We’re looking to see which of these
projectors can provide a dream of an audio-visual experience without asking a
Bringing the cinema experience into your
home: that’s the ultimate AV dream. There’s nothing like watching your favorite
film on a large projector screen, or having the latest blockbuster projected
onto your wall. The starring role in your home cinema system goes to
projectors, but they’re mighty expensive... Or are they?
We’ve put together a tantalizing test: four
projectors from four well-respected brands – BenQ, Epson, InFocus and Optoma
and they all clock in under the $1,500 mark.
Seems unbelievable? We’ll let you see for
yourself: turn the page to find out which projector will give you the best
big-screen thrills on a budget.
If you’re looking for a quality projector
on a budget, BenQ is usually a sure bet. Its $1,500 W1200 grabbed itself a 2012
Award, and the even-more-budget $1,050 W1060 was a decent four-star option.
That unit’s successor is the W1070. This
3D, Full HD, DLP projector continues the budget theme with a price tag of
around $1,140. The compact white chassis now sports a new square-edged design
compared with the curves from before.
short throw means the BenQ is well-suited to occasional use with a temporary
With its short throw ratio of 1.15 – 1.5
the W1070 is ideal for small rooms, or occasional use. Occasional or not, it’s
always worth taking care in setting up a projector. Adjusting the image to get
it perfectly square took us a few minutes: the front height adjustment isn’t
particularly refined, while there’s just one adjustment screw on the back but
it does allow finer adjustments to the angle of the screen. Once set up, manual
adjustment of focus and zoom is simple.
Delve into the menus and there’s scope to
make fine picture adjustments. We recommend using a THX Optimizer disc to set up
your picture correctly. One BenQ quirk is that Color and Tint settings aren’t
accessible in the W1070 if you’re using an HDMI source curious when it has two
HDMI inputs on board.
A small remote control handset is supplied
with the W1070, with easy access to brightness and contrast settings. There’s
no backlight on the remote, so you do have to fumble a bit when using it in a
The projector also has built-in 10W

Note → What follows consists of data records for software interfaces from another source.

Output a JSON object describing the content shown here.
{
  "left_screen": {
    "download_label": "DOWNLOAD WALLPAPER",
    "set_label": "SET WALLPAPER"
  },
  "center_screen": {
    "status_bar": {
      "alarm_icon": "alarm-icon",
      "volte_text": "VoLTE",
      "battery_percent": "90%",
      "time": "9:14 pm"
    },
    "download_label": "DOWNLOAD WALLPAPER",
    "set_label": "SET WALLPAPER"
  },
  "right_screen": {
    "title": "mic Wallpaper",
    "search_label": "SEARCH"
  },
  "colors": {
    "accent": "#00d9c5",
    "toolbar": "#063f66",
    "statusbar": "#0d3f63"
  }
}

speakers: nice if you’re using it for gaming, presentations or casual viewing.
Bright, clear and sharp images
Play the Blu-ray of 2009’s Star Trek – a
test favorite and the scenes inside the USS Enterprise look clear, bright, and
full of sharp detail. It’s an exciting picture with a robust color palette, and
punchy whites that can look a bit overdone and glaring at times. Toning down
the contrast levels fixes this up neatly.
At first glance, then, it’s an impressive
picture. Switch to darker scenes, though, and while deep blacks look
satisfying, they’re not terribly detailed or refined. Shadow definition lacks
subtlety; in some scenes, details are swallowed up so much that you’re left
with patches of black that look more like silhouettes. Spin the DVD of The Lord
of the Rings: The Towers, and it’s clear the W1070 is much happier with brighter,
outdoor images than dark, murky scenes.
W1070: Latest from a manufacturer known for its prowess with budget projectors
Also, compared with the other projectors
here, the W1070 suffers noticeably with motion issues, juddering in particular
across fast-moving scenes and sweeping pans.
Nor is the 3D performance ideal: the active
3D glasses (sold separately for $118.5 – other DLP-compatible brands can be
used) are cumbersome and heavy, and the image isn’t as clear or comfortable in
3D mode as we’d like. Compared with previous efforts, this BenQ doesn’t quite
hit the mark. It delivers an enthusiastic and glossy picture, but the W1070 is
outperformed in this test.
For: Clear, bright images; compact; good
contrast, with deep blacks and punchy whites
Against: Takes time to set up; lacks
subtlety with darker scenes; 3D glasses extra
Verdict: The sharp picture impresses, but
lack of subtlety, and motion issues hamper the BenQ
BenQ W1070 specs
Resolution: 1920 x 1080
3D: Yes – active
Rated fan noise: 33dB
Throw ratio: 1.15-1.5
Max image size: 235in
Rated brightness: 2000 lumens
HMDI in: 2
PC in: 1
Audio in: 2
Dimensions (H x W x D): 11 x 31 x 24cm